Input data —
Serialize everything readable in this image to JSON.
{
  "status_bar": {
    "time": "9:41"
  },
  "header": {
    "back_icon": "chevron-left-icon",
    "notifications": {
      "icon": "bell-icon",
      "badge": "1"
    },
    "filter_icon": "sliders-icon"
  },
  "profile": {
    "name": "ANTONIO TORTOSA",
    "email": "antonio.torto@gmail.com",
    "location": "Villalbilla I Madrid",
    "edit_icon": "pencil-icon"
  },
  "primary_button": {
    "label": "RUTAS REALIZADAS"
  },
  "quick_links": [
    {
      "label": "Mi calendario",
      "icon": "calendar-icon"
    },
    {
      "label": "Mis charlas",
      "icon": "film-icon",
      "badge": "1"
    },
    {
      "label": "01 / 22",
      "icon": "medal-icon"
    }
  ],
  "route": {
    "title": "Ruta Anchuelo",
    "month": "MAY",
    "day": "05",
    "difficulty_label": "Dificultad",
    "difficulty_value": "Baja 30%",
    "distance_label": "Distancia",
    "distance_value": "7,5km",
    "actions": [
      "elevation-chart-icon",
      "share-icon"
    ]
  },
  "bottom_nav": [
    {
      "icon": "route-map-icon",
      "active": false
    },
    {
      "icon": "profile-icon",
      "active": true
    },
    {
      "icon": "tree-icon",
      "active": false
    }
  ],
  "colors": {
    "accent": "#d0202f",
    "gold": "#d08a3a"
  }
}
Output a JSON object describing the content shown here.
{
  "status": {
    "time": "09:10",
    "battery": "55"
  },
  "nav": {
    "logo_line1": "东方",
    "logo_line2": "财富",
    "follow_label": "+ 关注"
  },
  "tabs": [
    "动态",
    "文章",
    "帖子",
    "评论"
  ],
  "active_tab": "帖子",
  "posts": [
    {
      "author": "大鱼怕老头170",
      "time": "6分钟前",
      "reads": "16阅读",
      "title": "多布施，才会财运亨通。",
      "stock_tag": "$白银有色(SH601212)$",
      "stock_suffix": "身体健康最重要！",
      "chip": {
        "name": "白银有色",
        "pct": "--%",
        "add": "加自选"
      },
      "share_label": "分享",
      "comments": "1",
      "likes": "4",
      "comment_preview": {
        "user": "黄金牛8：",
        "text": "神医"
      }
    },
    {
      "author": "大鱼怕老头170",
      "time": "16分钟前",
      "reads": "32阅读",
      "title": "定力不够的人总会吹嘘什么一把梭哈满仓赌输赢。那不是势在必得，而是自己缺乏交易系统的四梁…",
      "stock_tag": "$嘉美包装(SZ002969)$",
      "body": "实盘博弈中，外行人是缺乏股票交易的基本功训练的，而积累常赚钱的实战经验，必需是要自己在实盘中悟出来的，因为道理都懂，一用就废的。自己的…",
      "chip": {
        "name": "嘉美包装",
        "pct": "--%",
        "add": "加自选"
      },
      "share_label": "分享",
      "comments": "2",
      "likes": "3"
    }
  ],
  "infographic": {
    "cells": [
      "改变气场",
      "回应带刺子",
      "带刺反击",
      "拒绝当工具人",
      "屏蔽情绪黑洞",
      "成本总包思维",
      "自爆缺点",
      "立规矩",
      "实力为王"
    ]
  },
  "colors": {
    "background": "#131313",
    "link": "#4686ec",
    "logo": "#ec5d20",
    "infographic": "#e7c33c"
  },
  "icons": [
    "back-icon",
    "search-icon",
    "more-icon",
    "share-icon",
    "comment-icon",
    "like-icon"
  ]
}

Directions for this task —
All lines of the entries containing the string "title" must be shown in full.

Response to this task —
    "title": "Ruta Anchuelo",
      "title": "多布施，才会财运亨通。",
      "title": "定力不够的人总会吹嘘什么一把梭哈满仓赌输赢。那不是势在必得，而是自己缺乏交易系统的四梁…",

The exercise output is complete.